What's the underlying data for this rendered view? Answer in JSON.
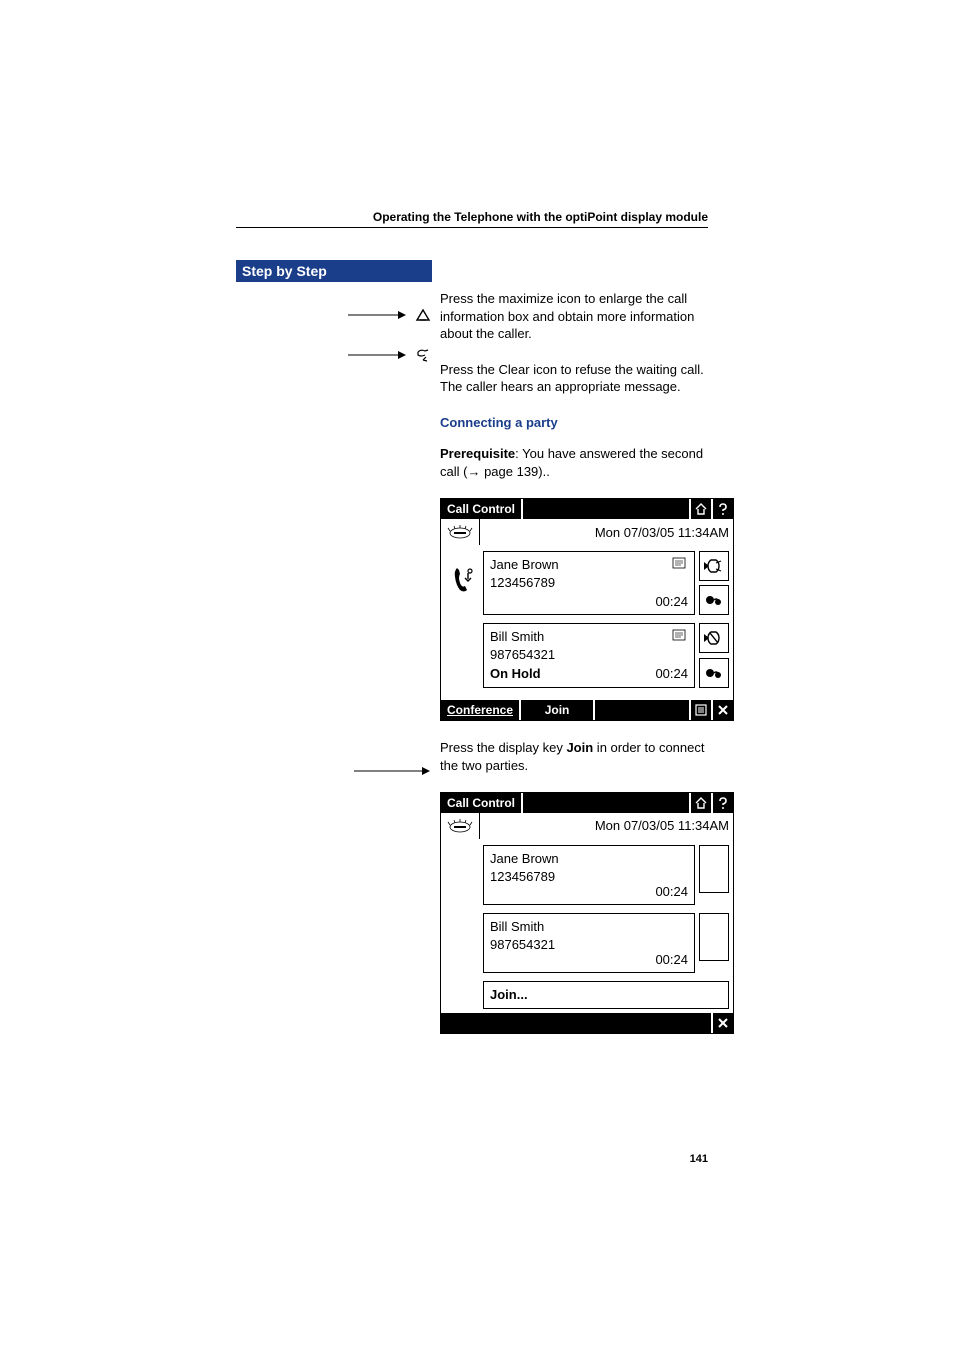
{
  "header": {
    "section_title": "Operating the Telephone with the optiPoint display module"
  },
  "sidebar": {
    "step_label": "Step by Step",
    "icons": [
      "maximize-icon",
      "clear-icon",
      "arrow-icon"
    ]
  },
  "content": {
    "para1": "Press the maximize icon to enlarge the call information box and obtain more information about the caller.",
    "para2": "Press the Clear icon to refuse the waiting call. The caller hears an appropriate message.",
    "subheading": "Connecting a party",
    "prereq_label": "Prerequisite",
    "prereq_text": ": You have answered the second call (",
    "prereq_arrow": "→",
    "prereq_page": " page 139)..",
    "para3_a": "Press the display key ",
    "para3_bold": "Join",
    "para3_b": " in order to connect the two parties."
  },
  "phone1": {
    "title": "Call Control",
    "top_icons": [
      "home-icon",
      "help-icon"
    ],
    "datetime": "Mon 07/03/05 11:34AM",
    "left_glyph": "alert-icon",
    "strip_icon": "handset-transfer-icon",
    "call_a": {
      "name": "Jane Brown",
      "number": "123456789",
      "duration": "00:24",
      "note_icon": "notes-icon",
      "side_icons": [
        "speaker-icon",
        "record-icon"
      ]
    },
    "call_b": {
      "name": "Bill Smith",
      "number": "987654321",
      "status": "On Hold",
      "duration": "00:24",
      "note_icon": "notes-icon",
      "side_icons": [
        "speaker-mute-icon",
        "record-icon"
      ]
    },
    "bottom": {
      "btn1": "Conference",
      "btn2": "Join",
      "icons": [
        "list-icon",
        "close-icon"
      ]
    }
  },
  "phone2": {
    "title": "Call Control",
    "top_icons": [
      "home-icon",
      "help-icon"
    ],
    "datetime": "Mon 07/03/05 11:34AM",
    "left_glyph": "alert-icon",
    "call_a": {
      "name": "Jane Brown",
      "number": "123456789",
      "duration": "00:24"
    },
    "call_b": {
      "name": "Bill Smith",
      "number": "987654321",
      "duration": "00:24"
    },
    "join_label": "Join...",
    "bottom": {
      "icons": [
        "close-icon"
      ]
    }
  },
  "footer": {
    "page_number": "141"
  }
}
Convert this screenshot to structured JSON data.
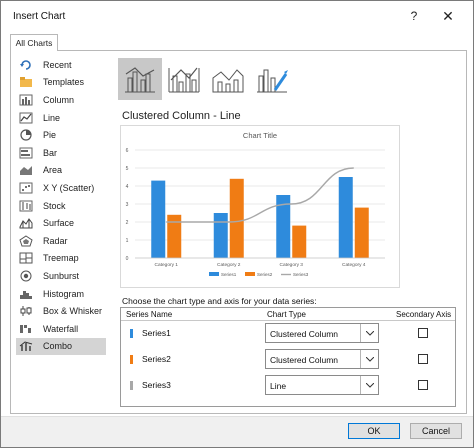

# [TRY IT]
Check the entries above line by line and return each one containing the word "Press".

# [ANSWER FOR THE TASK]
    "para1": "Press the maximize icon to enlarge the call information box and obtain more information about the caller.",
    "para2": "Press the Clear icon to refuse the waiting call. The caller hears an appropriate message.",
    "para3_a": "Press the display key ",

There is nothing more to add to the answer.